**What to produce**.
Write each entry again exactly as shown, but without the images it holds.

**Extracted data**.
******
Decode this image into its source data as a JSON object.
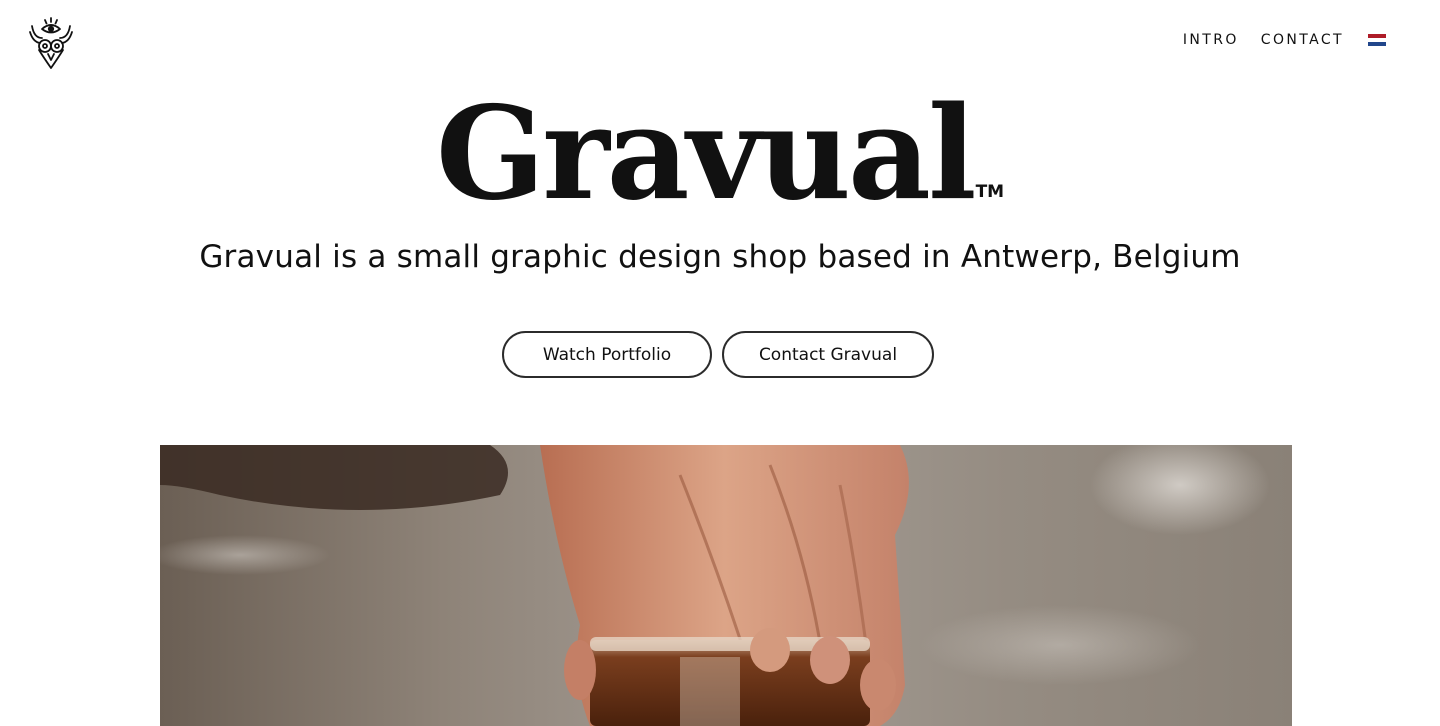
{
  "header": {
    "logo_name": "owl-logo",
    "nav": [
      {
        "label": "INTRO"
      },
      {
        "label": "CONTACT"
      }
    ],
    "language_flag": "netherlands-flag-icon"
  },
  "hero": {
    "brand": "Gravual",
    "trademark": "TM",
    "tagline": "Gravual is a small graphic design shop based in Antwerp, Belgium",
    "buttons": {
      "portfolio": "Watch Portfolio",
      "contact": "Contact Gravual"
    }
  },
  "photo": {
    "subject": "hand-holding-glass-photo"
  },
  "colors": {
    "text": "#111111",
    "background": "#ffffff",
    "button_border": "#2b2b2b",
    "flag_red": "#ae1c28",
    "flag_white": "#ffffff",
    "flag_blue": "#21468b"
  }
}
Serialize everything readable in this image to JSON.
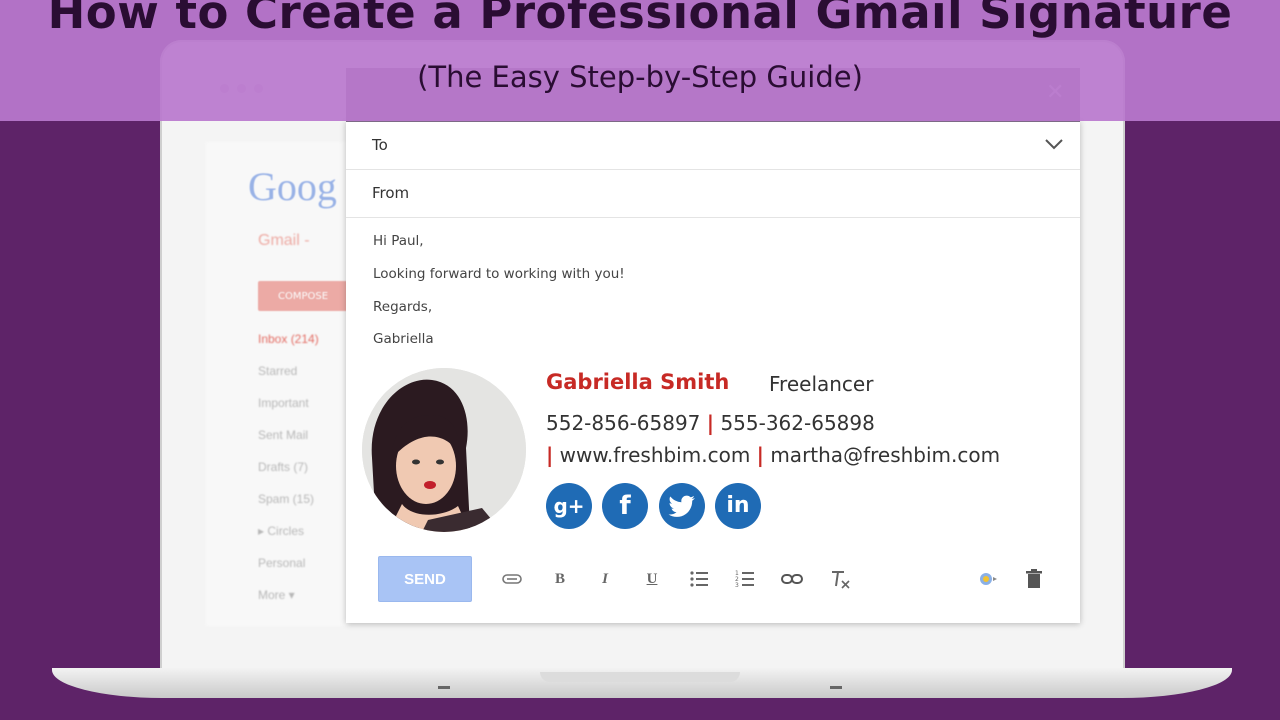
{
  "header": {
    "title": "How to Create a Professional Gmail Signature",
    "subtitle": "(The Easy Step-by-Step Guide)"
  },
  "gmail_bg": {
    "logo": "Goog",
    "label": "Gmail -",
    "compose_label": "COMPOSE",
    "nav": [
      "Inbox (214)",
      "Starred",
      "Important",
      "Sent Mail",
      "Drafts (7)",
      "Spam (15)",
      "▸ Circles",
      "Personal",
      "More ▾"
    ]
  },
  "compose": {
    "close_icon": "close-icon",
    "to_label": "To",
    "from_label": "From",
    "body_lines": [
      "Hi Paul,",
      "Looking forward to working with you!",
      "Regards,",
      "Gabriella"
    ],
    "send_label": "SEND"
  },
  "signature": {
    "name": "Gabriella Smith",
    "role": "Freelancer",
    "phone1": "552-856-65897",
    "phone2": "555-362-65898",
    "website": "www.freshbim.com",
    "email": "martha@freshbim.com",
    "separator": "|",
    "social": [
      {
        "icon": "google-plus-icon",
        "glyph": "g+"
      },
      {
        "icon": "facebook-icon",
        "glyph": "f"
      },
      {
        "icon": "twitter-icon",
        "glyph": "t"
      },
      {
        "icon": "linkedin-icon",
        "glyph": "in"
      }
    ]
  },
  "toolbar": {
    "tools": [
      "attach-icon",
      "bold-icon",
      "italic-icon",
      "underline-icon",
      "bulleted-list-icon",
      "numbered-list-icon",
      "link-icon",
      "clear-formatting-icon",
      "insert-photo-icon",
      "trash-icon"
    ],
    "bold_glyph": "B",
    "italic_glyph": "I",
    "underline_glyph": "U"
  },
  "colors": {
    "background": "#5e2368",
    "header_band": "#b978cd",
    "title_text": "#2a0d33",
    "signature_name": "#c72a25",
    "social_blue": "#1f6bb5",
    "send_button": "#a9c4f5"
  }
}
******
**Response to the exercise**.
Decode this image into its source data as a JSON object.
{
  "header": {
    "logo_name": "owl-logo",
    "nav": [
      {
        "label": "INTRO"
      },
      {
        "label": "CONTACT"
      }
    ],
    "language_flag": "netherlands-flag-icon"
  },
  "hero": {
    "brand": "Gravual",
    "trademark": "TM",
    "tagline": "Gravual is a small graphic design shop based in Antwerp, Belgium",
    "buttons": {
      "portfolio": "Watch Portfolio",
      "contact": "Contact Gravual"
    }
  },
  "photo": {
    "subject": "hand-holding-glass-photo"
  },
  "colors": {
    "text": "#111111",
    "background": "#ffffff",
    "button_border": "#2b2b2b",
    "flag_red": "#ae1c28",
    "flag_white": "#ffffff",
    "flag_blue": "#21468b"
  }
}
Serialize everything readable in this image to JSON.
{
  "header": {
    "title": "How to Create a Professional Gmail Signature",
    "subtitle": "(The Easy Step-by-Step Guide)"
  },
  "gmail_bg": {
    "logo": "Goog",
    "label": "Gmail -",
    "compose_label": "COMPOSE",
    "nav": [
      "Inbox (214)",
      "Starred",
      "Important",
      "Sent Mail",
      "Drafts (7)",
      "Spam (15)",
      "▸ Circles",
      "Personal",
      "More ▾"
    ]
  },
  "compose": {
    "close_icon": "close-icon",
    "to_label": "To",
    "from_label": "From",
    "body_lines": [
      "Hi Paul,",
      "Looking forward to working with you!",
      "Regards,",
      "Gabriella"
    ],
    "send_label": "SEND"
  },
  "signature": {
    "name": "Gabriella Smith",
    "role": "Freelancer",
    "phone1": "552-856-65897",
    "phone2": "555-362-65898",
    "website": "www.freshbim.com",
    "email": "martha@freshbim.com",
    "separator": "|",
    "social": [
      {
        "icon": "google-plus-icon",
        "glyph": "g+"
      },
      {
        "icon": "facebook-icon",
        "glyph": "f"
      },
      {
        "icon": "twitter-icon",
        "glyph": "t"
      },
      {
        "icon": "linkedin-icon",
        "glyph": "in"
      }
    ]
  },
  "toolbar": {
    "tools": [
      "attach-icon",
      "bold-icon",
      "italic-icon",
      "underline-icon",
      "bulleted-list-icon",
      "numbered-list-icon",
      "link-icon",
      "clear-formatting-icon",
      "insert-photo-icon",
      "trash-icon"
    ],
    "bold_glyph": "B",
    "italic_glyph": "I",
    "underline_glyph": "U"
  },
  "colors": {
    "background": "#5e2368",
    "header_band": "#b978cd",
    "title_text": "#2a0d33",
    "signature_name": "#c72a25",
    "social_blue": "#1f6bb5",
    "send_button": "#a9c4f5"
  }
}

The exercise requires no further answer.